the "free body diagram"), it is customary to use "inertia forces" to ensure

equilibrium. An inertia force is a force equal and opposite to the net

acceleration multiplied by the mass of the body. That is, it is equal and

opposite to the external force acting on the body. For an object to move on

a curved path, an acceleration directed towards the center of rotation is

necessary (otherwise the object will maintain a straight-line path). This

acceleration is one of the "normal" components of acceleration (the other

normal component is the "coriolis" acceleration). The "centrifugal force" is

the inertia force corresponding to this normal component of acceleration. It

may be an imaginary force, if you like, - but an absolutely necessary one if

the equilibrium equations are to be valid.

Necip Berme, Ph.D.

Professor, Mechanical Engineering

The Ohio State University

206 W 18th Avenue

Columbus OH 43210

Phone: 614 292-0859

Fax: 614 430-5425

E-mail: berme.1@osu.edu

----- Original Message -----

From: Gary Christopher

To:

Sent: Monday, December 11, 2000 9:31 AM

Subject: Centrifugal Force

In teaching and studying Biomechanics I have used three textbooks, all of

which mention, and then try to justify, the existence of centrifugal force.

Yet if I check my physics book it tells me flat out that there is no such

thing. What is the biomechanics community's take on the subject?

Just so you know my personal leanings, I don't put any stock in its

existence, so I'm left trying to convince my students why I'm right and

their textbook is wrong.

If we all believe Newton's Second Law of Motion, we should be able to easily

determine that the so-called "centrifugal force" is, in fact, fantasy. If we

believe Newton's Second Law, we should scoff at the notion of a force that

does not have an accompanying acceleration.

As is customary, I will post a summary of responses. Please reply directly

to my email: gac6@email.byu.edu

Gary Christopher

Brigham Young University

---------------------------------------------------------------

To unsubscribe send SIGNOFF BIOMCH-L to LISTSERV@nic.surfnet.nl

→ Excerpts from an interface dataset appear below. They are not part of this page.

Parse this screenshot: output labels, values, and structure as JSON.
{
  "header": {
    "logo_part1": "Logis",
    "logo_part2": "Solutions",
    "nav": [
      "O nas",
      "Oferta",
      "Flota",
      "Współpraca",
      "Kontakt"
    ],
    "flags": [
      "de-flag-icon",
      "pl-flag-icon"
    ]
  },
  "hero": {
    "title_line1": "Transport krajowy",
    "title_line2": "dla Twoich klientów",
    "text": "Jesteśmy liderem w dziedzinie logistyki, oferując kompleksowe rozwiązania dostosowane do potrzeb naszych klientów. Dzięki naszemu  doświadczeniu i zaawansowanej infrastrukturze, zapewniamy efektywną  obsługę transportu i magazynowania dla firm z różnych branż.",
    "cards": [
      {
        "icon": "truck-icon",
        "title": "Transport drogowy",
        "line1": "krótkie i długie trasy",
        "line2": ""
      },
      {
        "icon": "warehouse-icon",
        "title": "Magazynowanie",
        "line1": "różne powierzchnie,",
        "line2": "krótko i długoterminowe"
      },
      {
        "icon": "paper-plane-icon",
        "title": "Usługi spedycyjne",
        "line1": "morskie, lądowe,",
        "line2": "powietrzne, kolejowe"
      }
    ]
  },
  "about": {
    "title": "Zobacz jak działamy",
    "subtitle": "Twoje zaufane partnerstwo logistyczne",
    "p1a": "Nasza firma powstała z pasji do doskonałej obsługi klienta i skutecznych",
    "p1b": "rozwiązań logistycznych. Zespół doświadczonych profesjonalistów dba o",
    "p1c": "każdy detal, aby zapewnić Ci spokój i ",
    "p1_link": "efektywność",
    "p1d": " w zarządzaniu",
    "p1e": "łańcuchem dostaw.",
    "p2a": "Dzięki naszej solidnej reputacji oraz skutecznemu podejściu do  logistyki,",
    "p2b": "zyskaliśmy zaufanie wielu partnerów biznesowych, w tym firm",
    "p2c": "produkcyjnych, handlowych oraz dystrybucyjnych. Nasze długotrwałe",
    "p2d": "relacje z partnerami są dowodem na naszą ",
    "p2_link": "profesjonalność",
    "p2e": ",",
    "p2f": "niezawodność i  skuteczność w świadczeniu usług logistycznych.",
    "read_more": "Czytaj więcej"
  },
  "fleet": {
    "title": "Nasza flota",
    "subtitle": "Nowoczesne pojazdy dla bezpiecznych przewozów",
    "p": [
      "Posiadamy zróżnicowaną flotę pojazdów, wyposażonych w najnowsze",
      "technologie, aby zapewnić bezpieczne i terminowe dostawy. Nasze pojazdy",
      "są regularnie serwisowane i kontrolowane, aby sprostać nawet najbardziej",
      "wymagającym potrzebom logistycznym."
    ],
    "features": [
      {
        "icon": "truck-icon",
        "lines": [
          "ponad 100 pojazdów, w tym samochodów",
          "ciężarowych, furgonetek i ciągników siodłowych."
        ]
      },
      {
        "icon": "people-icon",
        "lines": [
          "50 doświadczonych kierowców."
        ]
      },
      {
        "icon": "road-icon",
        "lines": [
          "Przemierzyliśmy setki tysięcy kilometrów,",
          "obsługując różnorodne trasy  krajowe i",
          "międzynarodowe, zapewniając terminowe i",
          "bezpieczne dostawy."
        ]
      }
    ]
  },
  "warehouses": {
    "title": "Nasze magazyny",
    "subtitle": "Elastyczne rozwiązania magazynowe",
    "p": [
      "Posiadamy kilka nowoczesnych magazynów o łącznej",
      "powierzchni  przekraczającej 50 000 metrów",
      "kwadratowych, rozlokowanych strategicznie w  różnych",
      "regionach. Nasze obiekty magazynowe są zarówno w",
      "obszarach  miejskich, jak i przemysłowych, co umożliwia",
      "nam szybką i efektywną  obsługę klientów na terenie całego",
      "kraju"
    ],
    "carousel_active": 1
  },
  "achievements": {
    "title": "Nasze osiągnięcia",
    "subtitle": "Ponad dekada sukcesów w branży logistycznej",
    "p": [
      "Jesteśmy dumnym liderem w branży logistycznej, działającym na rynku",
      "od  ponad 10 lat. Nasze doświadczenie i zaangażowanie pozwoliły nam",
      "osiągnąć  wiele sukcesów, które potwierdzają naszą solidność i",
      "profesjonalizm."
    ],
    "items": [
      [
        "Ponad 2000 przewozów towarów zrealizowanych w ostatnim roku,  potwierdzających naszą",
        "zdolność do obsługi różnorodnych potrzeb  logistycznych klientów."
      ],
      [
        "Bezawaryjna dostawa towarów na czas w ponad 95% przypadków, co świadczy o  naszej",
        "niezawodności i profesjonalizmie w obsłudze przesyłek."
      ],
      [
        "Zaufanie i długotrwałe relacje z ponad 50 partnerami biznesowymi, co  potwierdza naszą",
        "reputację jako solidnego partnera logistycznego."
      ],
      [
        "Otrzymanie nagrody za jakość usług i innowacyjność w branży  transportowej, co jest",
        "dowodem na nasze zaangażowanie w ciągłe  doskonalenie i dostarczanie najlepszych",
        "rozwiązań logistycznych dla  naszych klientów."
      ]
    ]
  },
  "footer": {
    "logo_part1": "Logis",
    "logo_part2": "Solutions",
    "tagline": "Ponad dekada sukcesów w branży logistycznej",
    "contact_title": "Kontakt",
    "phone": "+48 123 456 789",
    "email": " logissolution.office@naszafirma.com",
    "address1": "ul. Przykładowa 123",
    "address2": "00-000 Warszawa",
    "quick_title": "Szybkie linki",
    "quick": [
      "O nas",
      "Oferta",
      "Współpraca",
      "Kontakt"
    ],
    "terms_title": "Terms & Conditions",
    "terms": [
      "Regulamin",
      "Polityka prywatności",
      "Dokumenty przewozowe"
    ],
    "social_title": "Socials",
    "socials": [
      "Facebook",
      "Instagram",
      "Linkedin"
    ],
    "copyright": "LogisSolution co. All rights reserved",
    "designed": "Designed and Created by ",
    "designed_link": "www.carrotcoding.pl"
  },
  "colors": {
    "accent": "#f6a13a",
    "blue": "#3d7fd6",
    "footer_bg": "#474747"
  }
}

For information and archives: http://isb.ri.ccf.org/biomch-l

---------------------------------------------------------------

---------------------------------------------------------------

To unsubscribe send SIGNOFF BIOMCH-L to LISTSERV@nic.surfnet.nl

For information and archives: http://isb.ri.ccf.org/biomch-l

---------------------------------------------------------------